I purposely set out to glean any mentions of Thanksgiving tradition and happenings in our town in the Frederick Daily News’ first year. In addition to the two articles I’ve already shared involving Ben Franklin and Chester Arthur, I found a warning that the town market would be closed on Thanksgiving day so customers were warned to be proactive with obtaining their turkeys for dinner.
I also saw that the upstart publication made plans to give employees time off for the holiday, and told readers not to expect a Thanksgiving Day edition. As a former employee of the Great Southern Printing and Manufacturing Company, I can vouch for the support of employees in family endeavors, part of the corporate culture for the entirety of this company.
In that last edition (before the holiday) of November 29th, the paper included the following brief story of charity, and dare I say, benevolent assistance and giving to be thankful for.

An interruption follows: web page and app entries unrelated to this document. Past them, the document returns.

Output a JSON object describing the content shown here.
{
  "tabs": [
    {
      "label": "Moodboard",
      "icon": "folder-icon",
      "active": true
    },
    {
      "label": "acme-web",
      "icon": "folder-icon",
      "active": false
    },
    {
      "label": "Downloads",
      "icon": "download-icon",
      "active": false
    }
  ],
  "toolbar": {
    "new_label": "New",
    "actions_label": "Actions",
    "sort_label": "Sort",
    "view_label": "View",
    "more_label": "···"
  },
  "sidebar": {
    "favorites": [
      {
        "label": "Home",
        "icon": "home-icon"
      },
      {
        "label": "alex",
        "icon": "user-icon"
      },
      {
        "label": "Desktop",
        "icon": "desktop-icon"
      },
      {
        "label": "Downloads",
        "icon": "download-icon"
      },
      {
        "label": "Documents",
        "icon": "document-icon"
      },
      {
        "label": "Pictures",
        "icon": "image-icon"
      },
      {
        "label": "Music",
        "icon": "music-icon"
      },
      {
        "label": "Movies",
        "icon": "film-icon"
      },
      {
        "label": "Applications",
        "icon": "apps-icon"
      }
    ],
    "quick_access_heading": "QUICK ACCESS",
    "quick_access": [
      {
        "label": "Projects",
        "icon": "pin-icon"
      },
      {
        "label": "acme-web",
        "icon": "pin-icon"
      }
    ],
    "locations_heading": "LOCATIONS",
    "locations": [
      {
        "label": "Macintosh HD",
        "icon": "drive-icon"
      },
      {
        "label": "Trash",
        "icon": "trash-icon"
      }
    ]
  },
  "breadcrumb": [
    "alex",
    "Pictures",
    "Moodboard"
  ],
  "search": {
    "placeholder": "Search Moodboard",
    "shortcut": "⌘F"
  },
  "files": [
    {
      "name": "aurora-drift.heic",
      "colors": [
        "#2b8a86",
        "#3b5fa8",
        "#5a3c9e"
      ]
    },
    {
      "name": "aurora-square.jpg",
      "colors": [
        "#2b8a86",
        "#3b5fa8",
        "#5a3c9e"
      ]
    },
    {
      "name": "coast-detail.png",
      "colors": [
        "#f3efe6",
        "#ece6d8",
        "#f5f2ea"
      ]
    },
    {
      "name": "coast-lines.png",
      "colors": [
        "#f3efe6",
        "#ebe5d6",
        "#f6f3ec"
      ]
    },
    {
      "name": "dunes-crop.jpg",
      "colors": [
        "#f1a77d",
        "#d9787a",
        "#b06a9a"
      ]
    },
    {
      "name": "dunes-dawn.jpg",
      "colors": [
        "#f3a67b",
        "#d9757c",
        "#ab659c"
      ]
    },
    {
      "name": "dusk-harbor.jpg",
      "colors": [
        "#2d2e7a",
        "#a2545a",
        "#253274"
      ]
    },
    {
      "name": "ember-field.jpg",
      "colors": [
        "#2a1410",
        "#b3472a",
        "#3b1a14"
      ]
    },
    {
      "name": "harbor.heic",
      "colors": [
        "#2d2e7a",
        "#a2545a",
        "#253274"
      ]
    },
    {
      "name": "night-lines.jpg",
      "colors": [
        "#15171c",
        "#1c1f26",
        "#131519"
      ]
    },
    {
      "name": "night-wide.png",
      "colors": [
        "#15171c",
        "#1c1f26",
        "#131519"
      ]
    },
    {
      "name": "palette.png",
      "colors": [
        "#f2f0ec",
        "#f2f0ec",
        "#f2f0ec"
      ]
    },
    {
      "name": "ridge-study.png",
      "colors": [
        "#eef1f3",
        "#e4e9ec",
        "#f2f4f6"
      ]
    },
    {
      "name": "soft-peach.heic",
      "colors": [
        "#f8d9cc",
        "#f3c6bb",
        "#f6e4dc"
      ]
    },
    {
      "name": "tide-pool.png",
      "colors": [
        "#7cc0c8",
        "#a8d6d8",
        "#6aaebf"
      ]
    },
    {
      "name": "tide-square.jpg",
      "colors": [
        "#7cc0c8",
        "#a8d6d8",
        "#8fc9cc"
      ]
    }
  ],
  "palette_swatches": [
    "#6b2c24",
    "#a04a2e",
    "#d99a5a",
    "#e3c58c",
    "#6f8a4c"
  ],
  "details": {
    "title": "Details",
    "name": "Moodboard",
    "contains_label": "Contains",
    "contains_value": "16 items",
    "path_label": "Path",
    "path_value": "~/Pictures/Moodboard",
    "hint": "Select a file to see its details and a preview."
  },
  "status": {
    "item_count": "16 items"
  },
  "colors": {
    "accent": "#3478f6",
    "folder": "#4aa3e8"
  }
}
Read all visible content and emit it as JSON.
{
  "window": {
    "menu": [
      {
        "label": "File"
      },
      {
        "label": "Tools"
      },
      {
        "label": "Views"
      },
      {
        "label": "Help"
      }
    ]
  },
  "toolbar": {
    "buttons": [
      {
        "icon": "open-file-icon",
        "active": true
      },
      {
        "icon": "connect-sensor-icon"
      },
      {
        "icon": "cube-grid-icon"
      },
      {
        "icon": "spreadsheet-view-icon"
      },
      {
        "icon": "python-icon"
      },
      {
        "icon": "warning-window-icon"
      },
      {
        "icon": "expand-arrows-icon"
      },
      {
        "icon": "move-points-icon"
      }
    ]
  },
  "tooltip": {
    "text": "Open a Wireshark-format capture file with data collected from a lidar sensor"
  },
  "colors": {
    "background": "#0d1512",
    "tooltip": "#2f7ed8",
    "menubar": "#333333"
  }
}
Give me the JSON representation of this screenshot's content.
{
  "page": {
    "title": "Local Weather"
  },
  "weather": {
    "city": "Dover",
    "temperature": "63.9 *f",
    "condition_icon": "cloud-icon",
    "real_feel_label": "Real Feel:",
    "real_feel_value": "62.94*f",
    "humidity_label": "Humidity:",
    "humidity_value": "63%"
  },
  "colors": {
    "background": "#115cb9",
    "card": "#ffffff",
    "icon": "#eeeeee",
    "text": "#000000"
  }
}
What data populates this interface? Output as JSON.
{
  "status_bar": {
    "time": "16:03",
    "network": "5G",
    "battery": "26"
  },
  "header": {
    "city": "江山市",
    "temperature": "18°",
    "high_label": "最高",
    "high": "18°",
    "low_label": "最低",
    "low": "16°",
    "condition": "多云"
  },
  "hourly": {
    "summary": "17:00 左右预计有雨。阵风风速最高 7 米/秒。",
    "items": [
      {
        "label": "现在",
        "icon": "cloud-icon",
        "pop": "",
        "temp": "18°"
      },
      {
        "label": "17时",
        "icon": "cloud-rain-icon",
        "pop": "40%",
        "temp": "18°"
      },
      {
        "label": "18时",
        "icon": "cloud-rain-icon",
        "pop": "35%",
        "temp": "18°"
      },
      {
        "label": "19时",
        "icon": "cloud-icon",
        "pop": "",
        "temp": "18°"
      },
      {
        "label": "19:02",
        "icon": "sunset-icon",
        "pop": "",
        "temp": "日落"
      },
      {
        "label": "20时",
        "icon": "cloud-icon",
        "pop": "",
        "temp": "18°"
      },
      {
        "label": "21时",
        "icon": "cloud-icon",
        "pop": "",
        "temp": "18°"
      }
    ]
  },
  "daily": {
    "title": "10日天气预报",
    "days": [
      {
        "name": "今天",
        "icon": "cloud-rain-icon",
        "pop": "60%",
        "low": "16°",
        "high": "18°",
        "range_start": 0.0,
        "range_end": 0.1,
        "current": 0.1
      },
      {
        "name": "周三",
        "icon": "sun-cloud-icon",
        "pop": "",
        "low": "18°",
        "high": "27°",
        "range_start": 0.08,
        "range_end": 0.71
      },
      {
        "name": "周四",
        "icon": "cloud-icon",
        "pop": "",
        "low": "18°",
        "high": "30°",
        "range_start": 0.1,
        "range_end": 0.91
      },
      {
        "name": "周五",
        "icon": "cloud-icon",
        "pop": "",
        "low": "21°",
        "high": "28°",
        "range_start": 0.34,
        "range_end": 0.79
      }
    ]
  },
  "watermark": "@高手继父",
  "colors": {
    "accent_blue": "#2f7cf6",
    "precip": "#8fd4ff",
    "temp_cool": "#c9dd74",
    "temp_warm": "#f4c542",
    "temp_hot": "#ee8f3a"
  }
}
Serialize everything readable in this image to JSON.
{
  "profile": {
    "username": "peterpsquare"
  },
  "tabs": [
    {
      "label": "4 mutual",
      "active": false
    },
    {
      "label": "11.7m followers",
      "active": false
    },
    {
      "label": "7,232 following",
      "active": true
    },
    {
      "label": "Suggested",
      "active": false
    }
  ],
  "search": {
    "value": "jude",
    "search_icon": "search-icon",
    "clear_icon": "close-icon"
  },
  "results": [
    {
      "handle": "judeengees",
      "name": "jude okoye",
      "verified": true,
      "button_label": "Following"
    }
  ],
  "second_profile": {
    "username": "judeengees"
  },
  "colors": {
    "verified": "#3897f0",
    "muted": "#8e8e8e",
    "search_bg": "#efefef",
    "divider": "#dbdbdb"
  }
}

I would love to know the name of the individual who donated 100 turkeys to the lesser-fortunate families of town. I searched, but did not have an outstanding candidate, however I would bet that we have a street or building in town today likely named for him.
What a great tale of charity, the essence of Thanksgiving. However, a few days earlier, I found a disappointing story of “Thanks-taking!” It involved the seemingly likeable turnpike tollgate operator John Nicholas Blum (which is spelled Nicolas on his gravestone) who resided at the time east of town on the National Pike (MD 144) on the western approach to the Jug Bridge that once spanned the Monocacy River.
This foul, or fowl, travesty was certainly not an exhibition of proper holiday decorum to say the least. The German immigrant and his family had not only lost their valuable poultry, but also the main course for Thanksgiving dinner.
I did get a good chuckle out of the way the article was written, but I’m sure it was not a laughing matter for Mr. Blum, who I would soon learn is buried here in Mount Olivet. So, I decided to explore his life further. Johann Nicholas Blum was born in Hanover, Germany in 1845. He can first be found living in Frederick in the 1870 US Census.
Here, at 25 years of age, Blum listed his occupation as that of a tailor, and was residing on the south side of West Patrick Street near its intersection with Jefferson Street. Here, he lived with wife Elizabeth (better known as “Elise”), in a house owned by Samuel Hafer, a carpenter who would later be very prominent in the annals of local cannery operations in town. Mrs. Blum was the former Elizabeth C. Biene, and hailed from Hesse Cassel (Germany). However, in this census, her next door neighbors appear to be Biene relatives (perhaps her sister and mother).
I deduct that these individuals had recently come to America. Perhaps John Nicholas Blum was the immigrant I found landing in Baltimore on February 16th, 1867 aboard a ship named Adolphine? The age, name and profession match perfectly, and the port of entry geography fits as well. Salzderhelden is given as the former home of the immigrant and this village is located close to Einbeck and 40 miles directly south of Hanover.
Nicholas and Elise were members of Frederick's German Reformed Church and would go on to have three daughters and a son through the decade: Louisa (1870-1930), George (1871-1872), Augusta (1874-1932), and Bertha (1876-1939). George would die as a toddler and was buried in Mount Olivet’s Area H/Lot 385.
Nicholas Blum did buy a lot on the north side of W. South St. in 1880 and sold it in 1884 to Annie F. Doll. He seems to have taken up residence at the toll house on the turnpike, scene of the great “Turkey Heist of ’83.” I found a few more mentions of Mr. Blum in relation to this property but soon he would be moving to a farm south of town along the Georgetown Pike.